Dr. Simms-Cendan Visits Ethiopia To Teach, Serve, Provide Care

Dr. Simms-Cendan Visits Ethiopia To Teach, Serve, Provide Care

Women in Ethiopia suffer some of the world’s worst indicators of reproductive health – on average a woman is married by age 17 and will give birth to five children in her lifetime, likely all at home. Only 6 percent of Ethiopian women use a skilled attendant during childbirth and only 10 percent have their babies in a professional clinic or hospital. Given such a lack of care, women in that African state have a one in 14 change of dying during pregnancy or childbirth.

Dr. Judy Simms-Cendan, the UCF College of Medicine’s director of global health, is doing her part to improve those statistics. Simms-Cendan, an obstetrician-gynecologist by training, has forged a partnership with the new MyungSung Medical School, a private school in Ethiopia sponsored by the Korean Presbyterian Church. She recently spent two weeks at the medical school teaching students and giving grand rounds at the college’s teaching hospital about women’s reproductive health.

Through the partnership, UCF hopes to provide infrastructure support in areas such as curriculum, hiring and assessment to the Ethiopian college, which just enrolled its first class. In doing so, UCF wants to do its part to improve healthcare in Ethiopia, which has only one doctor for every 150,000 people.
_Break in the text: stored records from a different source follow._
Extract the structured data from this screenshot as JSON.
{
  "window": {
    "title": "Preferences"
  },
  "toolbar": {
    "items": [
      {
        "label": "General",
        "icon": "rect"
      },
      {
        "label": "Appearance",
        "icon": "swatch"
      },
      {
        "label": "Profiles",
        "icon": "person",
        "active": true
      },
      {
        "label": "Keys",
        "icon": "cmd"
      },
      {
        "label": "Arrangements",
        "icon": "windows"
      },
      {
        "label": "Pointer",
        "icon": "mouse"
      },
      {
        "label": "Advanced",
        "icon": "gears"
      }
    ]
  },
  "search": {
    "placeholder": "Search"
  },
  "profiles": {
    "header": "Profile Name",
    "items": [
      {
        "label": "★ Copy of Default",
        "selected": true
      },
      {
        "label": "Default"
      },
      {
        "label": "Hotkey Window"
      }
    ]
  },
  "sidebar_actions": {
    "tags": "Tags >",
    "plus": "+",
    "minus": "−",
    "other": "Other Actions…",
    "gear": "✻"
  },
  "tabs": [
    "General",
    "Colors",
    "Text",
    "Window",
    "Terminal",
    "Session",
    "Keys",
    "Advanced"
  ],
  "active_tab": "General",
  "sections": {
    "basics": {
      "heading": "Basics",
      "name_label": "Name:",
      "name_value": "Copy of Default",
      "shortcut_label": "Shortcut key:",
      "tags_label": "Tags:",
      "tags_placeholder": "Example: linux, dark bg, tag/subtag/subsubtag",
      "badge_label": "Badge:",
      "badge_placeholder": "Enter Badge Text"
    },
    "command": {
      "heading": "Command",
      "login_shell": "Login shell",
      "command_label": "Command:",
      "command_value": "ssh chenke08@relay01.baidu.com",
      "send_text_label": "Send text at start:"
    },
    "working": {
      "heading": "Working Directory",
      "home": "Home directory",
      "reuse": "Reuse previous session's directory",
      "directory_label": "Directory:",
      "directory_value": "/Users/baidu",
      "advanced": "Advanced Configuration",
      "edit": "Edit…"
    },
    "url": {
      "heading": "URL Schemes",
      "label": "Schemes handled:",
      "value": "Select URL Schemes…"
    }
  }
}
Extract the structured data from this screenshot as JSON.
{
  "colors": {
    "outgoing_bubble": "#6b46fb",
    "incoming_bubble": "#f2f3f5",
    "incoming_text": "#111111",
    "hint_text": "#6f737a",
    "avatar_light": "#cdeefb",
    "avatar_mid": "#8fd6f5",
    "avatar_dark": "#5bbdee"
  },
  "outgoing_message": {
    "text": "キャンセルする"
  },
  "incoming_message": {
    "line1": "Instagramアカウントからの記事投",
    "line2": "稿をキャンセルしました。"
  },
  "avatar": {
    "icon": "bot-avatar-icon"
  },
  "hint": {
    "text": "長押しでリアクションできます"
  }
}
Dr. Simms-Cendan came to Ethiopia with some of UCF’s high-tech educational systems, including interactive clickers that College of Medicine students use to answer questions in class. The clickers allow the professor to gauge the class’ understanding of the material, but can keep individual students anonymous. Dr. Simms-Cendan used the clickers to ask Ethiopian students about their reproductive system knowledge and where they had received sex education. The technology helped facilitate communication in a society where many such subjects are taboo, she said. The students created a thank you card for their American teacher. “You are bonded to our hearts and have made a big difference in my life,” one student wrote.  “Thank you, Dr. Judy. You are amazing,” wrote another.

Dr. Simms-Cendan also did a lab where students dissected a placenta and gave grand rounds on topics that included relevant female reproductive conditions in that country, including obstetric fistula,  genital mutilation and death by hemorrhaging during childbirth. “I wanted to focus on topics that would help students and faculty better care for women,” she said.

The teaching hospital has about six American surgeon volunteers. The Korean Presbyterian Church and other organizations are working to improve healthcare and economic development after Ethiopia’s communist control from 1974-1991. But intense poverty is still the norm. Ninety percent of Ethiopia’s population works as subsistence farmers. Residents plow their fields with oxen; an ambulance is small litter people carry on their backs to transport an ill or injured patient. The medical school and hospital have a garden, where they grow all of their own fruits and vegetables for daily consumption. A woman bakes flat bread for the patients in a storage container turned kitchen.

Dr. Simms-Cendan hopes to have more UCF College of Medicine faculty travel to Ethiopia to provide education to the new medical school. And she is working to expand third- and fourth-year clerkships for students. She hopes working in Ethiopia will give students a new and unique perspective on global health and the devastating impact of poverty on health.